TASK INSTRUCTIONS
The answer must consist of every line from the entries below that contains the word "chevron".

EXCERPTED RECORDS
== Segment start ==

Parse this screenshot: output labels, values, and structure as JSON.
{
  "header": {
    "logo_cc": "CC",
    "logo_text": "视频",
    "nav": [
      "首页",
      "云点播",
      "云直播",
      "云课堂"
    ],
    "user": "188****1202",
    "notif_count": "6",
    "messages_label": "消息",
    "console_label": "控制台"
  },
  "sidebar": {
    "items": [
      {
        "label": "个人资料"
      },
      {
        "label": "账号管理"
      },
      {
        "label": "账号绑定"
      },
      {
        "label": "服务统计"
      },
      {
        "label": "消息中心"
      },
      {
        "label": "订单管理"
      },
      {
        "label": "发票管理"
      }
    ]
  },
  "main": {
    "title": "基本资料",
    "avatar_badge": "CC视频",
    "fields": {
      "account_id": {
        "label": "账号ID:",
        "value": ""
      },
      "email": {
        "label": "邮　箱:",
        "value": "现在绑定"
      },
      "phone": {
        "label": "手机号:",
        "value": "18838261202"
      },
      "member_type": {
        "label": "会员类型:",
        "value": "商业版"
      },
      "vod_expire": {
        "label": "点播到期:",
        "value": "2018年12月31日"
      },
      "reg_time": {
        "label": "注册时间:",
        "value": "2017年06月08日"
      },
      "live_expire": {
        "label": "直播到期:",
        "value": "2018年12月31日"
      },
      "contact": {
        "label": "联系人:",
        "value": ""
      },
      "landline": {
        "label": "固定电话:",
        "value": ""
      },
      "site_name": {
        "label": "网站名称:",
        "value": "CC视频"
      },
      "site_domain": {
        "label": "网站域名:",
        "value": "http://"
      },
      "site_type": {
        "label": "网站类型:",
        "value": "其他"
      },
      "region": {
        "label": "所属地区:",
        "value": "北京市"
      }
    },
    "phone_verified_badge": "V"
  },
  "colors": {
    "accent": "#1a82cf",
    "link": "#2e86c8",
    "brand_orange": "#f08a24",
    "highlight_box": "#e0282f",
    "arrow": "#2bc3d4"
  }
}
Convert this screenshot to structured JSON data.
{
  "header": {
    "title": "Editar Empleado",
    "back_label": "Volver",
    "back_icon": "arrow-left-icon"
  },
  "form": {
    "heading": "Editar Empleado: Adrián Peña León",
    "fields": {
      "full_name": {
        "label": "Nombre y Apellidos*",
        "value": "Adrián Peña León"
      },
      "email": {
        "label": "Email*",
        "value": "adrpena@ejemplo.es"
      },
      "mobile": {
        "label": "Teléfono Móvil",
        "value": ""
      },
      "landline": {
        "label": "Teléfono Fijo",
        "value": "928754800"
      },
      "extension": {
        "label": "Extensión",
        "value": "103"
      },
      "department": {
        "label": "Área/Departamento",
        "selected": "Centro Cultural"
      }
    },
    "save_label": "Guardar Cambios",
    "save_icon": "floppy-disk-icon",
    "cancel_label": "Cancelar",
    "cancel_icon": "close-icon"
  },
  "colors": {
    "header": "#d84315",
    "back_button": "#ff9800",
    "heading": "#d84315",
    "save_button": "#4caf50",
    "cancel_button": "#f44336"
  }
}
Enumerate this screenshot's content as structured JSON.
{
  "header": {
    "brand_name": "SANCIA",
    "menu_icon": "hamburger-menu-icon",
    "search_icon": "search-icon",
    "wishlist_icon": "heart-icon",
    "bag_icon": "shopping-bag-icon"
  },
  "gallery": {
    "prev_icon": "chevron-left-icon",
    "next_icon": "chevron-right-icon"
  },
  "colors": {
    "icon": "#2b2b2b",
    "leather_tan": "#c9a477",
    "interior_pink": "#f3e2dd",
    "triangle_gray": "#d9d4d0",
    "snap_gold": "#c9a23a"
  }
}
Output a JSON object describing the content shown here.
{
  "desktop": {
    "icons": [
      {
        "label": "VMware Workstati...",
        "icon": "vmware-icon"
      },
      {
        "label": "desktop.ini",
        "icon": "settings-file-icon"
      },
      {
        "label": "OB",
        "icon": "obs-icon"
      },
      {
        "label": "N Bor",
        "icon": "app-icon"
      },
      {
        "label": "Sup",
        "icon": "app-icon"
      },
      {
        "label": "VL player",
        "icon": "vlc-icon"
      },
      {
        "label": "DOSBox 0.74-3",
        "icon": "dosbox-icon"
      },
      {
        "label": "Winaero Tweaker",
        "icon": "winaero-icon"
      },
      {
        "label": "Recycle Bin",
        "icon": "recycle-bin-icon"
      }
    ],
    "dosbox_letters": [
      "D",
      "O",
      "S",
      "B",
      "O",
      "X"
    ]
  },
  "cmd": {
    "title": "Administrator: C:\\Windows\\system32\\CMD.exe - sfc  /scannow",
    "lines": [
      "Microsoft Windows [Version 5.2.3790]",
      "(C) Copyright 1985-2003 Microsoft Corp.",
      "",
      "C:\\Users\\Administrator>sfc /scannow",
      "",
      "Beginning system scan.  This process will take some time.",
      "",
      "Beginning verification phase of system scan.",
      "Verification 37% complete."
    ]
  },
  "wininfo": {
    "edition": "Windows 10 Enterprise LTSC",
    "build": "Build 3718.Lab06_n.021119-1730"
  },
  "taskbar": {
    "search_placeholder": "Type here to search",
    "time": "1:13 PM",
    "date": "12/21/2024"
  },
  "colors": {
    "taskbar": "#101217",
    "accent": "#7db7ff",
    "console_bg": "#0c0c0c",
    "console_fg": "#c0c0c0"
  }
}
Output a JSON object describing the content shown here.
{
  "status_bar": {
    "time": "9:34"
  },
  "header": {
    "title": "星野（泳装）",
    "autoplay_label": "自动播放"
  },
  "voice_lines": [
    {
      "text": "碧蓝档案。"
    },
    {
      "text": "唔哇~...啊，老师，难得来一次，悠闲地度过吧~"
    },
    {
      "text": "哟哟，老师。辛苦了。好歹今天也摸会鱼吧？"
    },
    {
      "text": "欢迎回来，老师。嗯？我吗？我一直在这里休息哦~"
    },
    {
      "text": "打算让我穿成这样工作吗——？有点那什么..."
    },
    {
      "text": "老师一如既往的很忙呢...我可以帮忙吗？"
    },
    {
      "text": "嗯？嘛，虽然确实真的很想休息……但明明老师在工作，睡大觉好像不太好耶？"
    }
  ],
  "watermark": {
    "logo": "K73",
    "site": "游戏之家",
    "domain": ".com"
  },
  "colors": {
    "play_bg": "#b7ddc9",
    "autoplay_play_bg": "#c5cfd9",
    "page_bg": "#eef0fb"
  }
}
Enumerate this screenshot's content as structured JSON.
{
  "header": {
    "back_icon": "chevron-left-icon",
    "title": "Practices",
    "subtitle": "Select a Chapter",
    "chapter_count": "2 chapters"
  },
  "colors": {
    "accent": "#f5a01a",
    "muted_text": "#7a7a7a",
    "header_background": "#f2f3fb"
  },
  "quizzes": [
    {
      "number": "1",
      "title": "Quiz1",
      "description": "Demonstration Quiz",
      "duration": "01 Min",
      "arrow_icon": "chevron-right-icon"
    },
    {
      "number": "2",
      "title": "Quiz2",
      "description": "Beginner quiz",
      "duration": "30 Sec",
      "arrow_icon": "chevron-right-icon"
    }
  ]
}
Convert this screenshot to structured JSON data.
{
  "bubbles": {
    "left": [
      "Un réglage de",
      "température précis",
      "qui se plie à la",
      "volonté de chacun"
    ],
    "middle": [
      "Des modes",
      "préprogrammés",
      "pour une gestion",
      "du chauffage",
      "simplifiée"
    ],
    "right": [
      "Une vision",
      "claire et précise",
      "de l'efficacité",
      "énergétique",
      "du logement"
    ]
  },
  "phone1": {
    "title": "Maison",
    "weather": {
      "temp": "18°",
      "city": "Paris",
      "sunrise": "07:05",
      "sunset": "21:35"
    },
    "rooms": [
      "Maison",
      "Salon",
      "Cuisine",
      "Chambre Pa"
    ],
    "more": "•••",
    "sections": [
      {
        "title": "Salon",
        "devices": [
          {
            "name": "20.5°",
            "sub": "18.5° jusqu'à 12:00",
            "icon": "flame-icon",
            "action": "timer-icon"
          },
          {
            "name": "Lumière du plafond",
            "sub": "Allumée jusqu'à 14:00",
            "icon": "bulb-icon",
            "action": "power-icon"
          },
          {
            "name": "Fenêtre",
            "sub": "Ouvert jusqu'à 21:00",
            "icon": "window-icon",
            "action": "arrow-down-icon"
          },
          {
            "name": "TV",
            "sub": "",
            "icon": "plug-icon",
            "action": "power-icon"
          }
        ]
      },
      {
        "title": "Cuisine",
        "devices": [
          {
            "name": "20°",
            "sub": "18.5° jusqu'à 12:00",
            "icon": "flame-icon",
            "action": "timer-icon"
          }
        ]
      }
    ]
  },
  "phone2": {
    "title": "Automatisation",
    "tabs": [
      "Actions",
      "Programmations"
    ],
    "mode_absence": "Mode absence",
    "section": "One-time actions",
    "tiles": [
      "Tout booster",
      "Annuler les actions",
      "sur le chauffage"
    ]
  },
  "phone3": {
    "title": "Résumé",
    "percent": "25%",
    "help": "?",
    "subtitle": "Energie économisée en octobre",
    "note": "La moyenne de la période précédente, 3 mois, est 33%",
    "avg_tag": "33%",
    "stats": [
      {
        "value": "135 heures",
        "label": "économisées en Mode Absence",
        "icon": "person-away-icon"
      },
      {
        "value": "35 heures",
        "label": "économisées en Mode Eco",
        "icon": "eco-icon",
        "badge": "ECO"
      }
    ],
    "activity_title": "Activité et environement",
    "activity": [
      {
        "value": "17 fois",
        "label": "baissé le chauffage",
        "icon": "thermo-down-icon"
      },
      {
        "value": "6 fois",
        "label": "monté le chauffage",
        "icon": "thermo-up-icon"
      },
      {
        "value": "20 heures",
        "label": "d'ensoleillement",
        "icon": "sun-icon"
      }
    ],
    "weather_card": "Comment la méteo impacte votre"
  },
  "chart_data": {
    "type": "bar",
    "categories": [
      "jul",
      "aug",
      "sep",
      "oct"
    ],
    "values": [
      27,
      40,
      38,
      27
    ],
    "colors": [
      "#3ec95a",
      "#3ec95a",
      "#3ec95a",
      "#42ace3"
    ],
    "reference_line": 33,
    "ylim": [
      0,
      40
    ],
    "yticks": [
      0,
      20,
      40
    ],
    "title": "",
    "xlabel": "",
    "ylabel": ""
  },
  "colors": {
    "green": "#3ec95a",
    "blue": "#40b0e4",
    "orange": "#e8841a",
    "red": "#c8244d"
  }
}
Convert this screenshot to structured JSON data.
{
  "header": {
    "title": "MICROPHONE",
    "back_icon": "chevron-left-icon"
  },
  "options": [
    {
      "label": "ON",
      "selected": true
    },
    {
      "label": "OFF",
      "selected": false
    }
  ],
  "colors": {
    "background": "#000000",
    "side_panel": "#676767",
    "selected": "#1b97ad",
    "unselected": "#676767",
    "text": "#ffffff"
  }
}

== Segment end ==

RESPONSE TO THIS TASK
    "prev_icon": "chevron-left-icon",
    "next_icon": "chevron-right-icon"
    "back_icon": "chevron-left-icon",
      "arrow_icon": "chevron-right-icon"
      "arrow_icon": "chevron-right-icon"
    "back_icon": "chevron-left-icon"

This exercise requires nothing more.